(Photo credit: Eric Reed, San Gabriel Valley Tribune)
Scores of people whose lives were touched for the better by the person and work of the late Richard McKee gathered at the Doubletree Hotel in Claremont Saturday afternoon to exchange anecdotes and expressions of gratitude for having known him.
McKee, co-founder and first president of Californians Aware, died unexpectedly at his home in La Verne April 23 at age 62. For the past 18 years, in court and out, he had become a nearly one-man force for keeping government meetings and records open to the public as the law requires, especially but not only in Southern California.
For four hours Saturday afternoon an estimated 150 people visited the hotel patio where McKee's family had arranged easel displays of photos from various stages of his life and scrapbooks containing a sampling of the hundreds of newspaper clippings chronicling his litigation and other work challenging violations of the Brown Act and the California Public Records Act.
The remembrance reception, including a catered buffet, was organized by family members including Kelly Aviles, an attorney who represented himand represents CalAwarein recent open government litigation, and Ryan McKee, a son now in the Air Force who several years ago walked the halls of Sacramento in helping CalAware conduct its first audit of the public records practices of state agencies. Other family members on hand included McKee's parents, Richard and Virginia of Azusa; sister Lindy Osbrink of San Dimas; brother Ron McKee of Indio, and partner Christine Cutter of Alta Loma.

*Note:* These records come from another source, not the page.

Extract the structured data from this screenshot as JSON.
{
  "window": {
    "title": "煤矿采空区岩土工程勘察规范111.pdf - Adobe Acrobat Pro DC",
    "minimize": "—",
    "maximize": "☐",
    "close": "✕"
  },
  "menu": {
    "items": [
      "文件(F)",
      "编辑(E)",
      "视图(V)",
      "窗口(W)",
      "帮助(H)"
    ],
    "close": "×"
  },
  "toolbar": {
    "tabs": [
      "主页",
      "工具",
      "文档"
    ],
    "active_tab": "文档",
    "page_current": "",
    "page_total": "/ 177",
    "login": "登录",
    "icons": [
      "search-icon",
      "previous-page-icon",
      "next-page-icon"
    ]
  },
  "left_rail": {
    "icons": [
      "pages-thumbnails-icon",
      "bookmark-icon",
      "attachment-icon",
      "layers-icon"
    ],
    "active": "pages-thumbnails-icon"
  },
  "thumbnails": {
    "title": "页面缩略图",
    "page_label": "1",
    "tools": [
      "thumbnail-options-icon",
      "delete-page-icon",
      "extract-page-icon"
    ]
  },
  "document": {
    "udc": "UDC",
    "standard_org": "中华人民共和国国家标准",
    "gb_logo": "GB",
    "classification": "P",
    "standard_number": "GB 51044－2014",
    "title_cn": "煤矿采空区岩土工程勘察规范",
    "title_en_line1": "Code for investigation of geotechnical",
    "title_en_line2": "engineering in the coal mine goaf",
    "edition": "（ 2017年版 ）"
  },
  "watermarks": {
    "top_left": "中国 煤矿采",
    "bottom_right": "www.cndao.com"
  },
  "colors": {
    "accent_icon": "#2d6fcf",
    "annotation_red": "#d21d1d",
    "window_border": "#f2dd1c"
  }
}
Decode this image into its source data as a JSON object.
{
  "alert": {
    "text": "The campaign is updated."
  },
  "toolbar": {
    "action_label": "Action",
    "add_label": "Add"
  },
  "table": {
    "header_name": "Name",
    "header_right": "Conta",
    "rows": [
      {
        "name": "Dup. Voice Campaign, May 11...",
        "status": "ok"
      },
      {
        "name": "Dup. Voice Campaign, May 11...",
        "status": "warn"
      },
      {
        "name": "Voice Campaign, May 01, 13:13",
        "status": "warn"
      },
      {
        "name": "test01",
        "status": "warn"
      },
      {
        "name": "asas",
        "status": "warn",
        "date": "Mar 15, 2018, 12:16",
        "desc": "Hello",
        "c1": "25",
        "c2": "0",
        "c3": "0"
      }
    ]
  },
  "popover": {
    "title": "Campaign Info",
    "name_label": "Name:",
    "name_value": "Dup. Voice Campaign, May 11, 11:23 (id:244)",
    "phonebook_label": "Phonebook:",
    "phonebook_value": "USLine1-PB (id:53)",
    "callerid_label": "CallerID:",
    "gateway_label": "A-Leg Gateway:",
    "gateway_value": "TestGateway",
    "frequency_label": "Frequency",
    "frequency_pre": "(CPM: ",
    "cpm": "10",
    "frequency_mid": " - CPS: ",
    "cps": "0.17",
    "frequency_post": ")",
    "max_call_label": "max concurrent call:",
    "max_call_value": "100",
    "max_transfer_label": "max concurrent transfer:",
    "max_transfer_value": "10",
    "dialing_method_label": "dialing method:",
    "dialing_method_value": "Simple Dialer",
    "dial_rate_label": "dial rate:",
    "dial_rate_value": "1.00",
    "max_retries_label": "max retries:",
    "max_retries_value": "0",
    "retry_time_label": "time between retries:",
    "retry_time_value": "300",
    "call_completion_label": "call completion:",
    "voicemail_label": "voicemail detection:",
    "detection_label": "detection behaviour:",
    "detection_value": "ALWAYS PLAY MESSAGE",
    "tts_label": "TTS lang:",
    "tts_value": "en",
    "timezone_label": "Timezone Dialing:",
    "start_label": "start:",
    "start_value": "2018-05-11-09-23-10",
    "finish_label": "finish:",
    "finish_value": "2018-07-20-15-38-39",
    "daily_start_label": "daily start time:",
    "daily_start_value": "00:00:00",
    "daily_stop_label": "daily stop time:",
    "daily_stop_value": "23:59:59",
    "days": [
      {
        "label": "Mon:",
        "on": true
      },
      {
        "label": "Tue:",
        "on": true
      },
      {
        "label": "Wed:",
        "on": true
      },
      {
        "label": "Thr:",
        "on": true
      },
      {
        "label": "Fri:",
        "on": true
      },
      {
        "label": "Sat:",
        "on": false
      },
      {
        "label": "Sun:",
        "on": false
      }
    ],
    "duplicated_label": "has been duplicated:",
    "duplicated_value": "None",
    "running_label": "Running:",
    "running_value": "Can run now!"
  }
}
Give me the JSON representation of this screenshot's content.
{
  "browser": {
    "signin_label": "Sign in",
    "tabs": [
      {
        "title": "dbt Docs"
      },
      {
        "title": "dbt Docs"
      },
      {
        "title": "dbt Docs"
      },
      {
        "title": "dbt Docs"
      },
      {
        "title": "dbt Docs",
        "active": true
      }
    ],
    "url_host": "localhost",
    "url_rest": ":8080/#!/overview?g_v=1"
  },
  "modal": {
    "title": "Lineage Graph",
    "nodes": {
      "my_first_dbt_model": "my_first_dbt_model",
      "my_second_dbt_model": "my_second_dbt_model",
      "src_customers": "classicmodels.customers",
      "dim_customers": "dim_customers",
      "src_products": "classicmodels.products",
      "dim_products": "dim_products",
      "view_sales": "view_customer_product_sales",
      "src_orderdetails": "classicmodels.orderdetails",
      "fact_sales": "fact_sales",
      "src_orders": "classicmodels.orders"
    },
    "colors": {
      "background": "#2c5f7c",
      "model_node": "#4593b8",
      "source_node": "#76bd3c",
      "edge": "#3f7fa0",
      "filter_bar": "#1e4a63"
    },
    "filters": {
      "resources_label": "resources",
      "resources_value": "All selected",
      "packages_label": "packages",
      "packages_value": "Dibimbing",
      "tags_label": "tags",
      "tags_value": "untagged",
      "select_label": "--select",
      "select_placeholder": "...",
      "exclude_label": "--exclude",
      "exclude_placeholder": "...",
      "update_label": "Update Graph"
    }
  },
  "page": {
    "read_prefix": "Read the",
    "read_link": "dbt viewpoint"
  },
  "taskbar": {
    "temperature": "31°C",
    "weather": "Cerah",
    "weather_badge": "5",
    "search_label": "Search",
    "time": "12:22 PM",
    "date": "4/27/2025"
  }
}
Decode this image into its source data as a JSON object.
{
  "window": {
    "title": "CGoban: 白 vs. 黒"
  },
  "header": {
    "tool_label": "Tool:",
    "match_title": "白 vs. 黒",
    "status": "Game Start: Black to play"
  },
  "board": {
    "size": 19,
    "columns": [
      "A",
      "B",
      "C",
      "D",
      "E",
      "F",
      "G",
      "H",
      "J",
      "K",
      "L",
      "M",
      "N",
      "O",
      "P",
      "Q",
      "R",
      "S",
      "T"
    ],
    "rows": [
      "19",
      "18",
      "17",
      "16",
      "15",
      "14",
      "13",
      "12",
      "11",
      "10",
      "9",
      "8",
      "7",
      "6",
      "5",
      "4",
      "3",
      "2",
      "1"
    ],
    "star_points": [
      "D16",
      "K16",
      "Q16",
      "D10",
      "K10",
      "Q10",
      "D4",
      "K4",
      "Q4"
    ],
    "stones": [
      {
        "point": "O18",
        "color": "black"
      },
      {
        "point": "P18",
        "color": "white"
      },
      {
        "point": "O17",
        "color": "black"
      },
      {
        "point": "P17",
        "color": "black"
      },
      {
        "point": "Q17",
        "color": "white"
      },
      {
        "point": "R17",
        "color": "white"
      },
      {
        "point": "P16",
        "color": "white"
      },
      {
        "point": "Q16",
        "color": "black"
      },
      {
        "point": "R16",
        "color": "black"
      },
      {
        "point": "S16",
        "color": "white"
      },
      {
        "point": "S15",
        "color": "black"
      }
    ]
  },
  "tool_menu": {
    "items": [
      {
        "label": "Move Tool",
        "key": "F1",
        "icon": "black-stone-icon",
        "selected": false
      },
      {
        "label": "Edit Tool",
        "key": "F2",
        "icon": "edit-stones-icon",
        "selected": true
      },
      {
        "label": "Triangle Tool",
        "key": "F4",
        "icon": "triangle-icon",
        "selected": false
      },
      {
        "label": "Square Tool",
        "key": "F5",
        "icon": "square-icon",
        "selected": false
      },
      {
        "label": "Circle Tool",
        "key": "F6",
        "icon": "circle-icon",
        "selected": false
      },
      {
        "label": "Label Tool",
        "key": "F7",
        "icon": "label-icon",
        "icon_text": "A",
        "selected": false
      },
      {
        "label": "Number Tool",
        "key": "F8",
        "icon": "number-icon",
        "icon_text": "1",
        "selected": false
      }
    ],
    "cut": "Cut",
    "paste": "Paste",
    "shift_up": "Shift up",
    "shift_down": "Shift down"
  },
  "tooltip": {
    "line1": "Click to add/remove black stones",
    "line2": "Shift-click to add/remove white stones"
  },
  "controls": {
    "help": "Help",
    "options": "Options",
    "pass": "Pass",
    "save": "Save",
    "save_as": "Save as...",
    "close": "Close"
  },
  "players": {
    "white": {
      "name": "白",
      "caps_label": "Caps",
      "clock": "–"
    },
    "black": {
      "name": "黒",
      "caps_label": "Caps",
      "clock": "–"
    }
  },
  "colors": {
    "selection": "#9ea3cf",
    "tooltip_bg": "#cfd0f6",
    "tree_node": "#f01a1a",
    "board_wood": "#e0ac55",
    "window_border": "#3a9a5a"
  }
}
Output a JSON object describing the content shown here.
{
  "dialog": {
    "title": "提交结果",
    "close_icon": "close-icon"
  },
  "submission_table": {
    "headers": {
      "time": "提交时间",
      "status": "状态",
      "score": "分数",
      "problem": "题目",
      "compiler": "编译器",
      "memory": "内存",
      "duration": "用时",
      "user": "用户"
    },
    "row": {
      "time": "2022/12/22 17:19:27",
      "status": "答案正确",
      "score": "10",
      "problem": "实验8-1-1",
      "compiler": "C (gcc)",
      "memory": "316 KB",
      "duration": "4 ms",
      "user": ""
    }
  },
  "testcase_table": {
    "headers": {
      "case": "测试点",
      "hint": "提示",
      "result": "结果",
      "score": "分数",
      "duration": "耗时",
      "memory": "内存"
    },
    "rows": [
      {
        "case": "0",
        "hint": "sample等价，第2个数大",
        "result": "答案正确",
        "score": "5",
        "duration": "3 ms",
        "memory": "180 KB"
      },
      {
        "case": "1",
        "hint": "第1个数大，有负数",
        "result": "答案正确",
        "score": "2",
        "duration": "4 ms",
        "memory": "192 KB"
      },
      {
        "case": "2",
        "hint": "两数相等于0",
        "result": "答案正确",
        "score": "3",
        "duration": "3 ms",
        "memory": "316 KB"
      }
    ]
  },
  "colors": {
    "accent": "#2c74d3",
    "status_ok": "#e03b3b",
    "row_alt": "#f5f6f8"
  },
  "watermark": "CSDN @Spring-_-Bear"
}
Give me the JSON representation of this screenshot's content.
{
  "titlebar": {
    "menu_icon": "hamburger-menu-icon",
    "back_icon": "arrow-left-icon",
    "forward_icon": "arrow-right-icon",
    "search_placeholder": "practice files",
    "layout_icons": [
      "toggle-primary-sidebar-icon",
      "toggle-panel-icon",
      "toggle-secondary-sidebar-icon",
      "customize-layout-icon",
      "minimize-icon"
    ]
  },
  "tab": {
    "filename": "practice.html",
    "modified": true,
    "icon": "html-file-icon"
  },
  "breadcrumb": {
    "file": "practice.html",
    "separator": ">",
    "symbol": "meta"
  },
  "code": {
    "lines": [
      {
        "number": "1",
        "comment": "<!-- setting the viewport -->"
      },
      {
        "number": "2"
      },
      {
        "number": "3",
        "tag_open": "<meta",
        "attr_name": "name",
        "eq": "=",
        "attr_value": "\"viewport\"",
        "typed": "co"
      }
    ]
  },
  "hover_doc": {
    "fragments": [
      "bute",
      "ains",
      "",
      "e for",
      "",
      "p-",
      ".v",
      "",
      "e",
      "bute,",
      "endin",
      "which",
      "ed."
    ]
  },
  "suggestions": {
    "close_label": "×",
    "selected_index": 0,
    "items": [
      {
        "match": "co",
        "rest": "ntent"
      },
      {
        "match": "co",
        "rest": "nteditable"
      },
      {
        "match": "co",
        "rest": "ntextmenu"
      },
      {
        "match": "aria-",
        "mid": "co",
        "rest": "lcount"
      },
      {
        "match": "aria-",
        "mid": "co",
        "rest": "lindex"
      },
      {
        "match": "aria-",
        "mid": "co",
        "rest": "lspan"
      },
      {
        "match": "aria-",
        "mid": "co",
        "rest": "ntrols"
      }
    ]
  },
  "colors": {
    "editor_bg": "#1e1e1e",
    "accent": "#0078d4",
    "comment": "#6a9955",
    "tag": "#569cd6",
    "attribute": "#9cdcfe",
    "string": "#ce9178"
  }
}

Taking the microphone to share recollections were colleagues from the faculty of Pasadena City College, from which McKee had only recently retired after a career teaching chemistry; public officials; journalists; citizen activists and representatives of the California Newpaper Publishers Association and of CalAware, with which he had been serving as Vice President for Open Government Compliance. Tom Newton, executive director of the publishers group, recalled that McKee had helped his family with a week of packaged gourmet dinners when Newton's wife, Jan, had undergone surgery for breast cancer several years ago.
CalAware representatives addressing the gathering briefly included President Dennis Winston of Los Angeles, Executive Director Emily Francke and General Counsel Terry Francke, who pledged to maintain the zeal for transparency law compliance that marked McKee's work. CalAware board members present included JW August, a television news investigative veteran from San Diego; Bob Stern, the state's leadiing authority on government ethics, from Los Angeles; and Julie Hayward Biggs of Riverside, serving as city attorney to multiple municipalities in Southern California.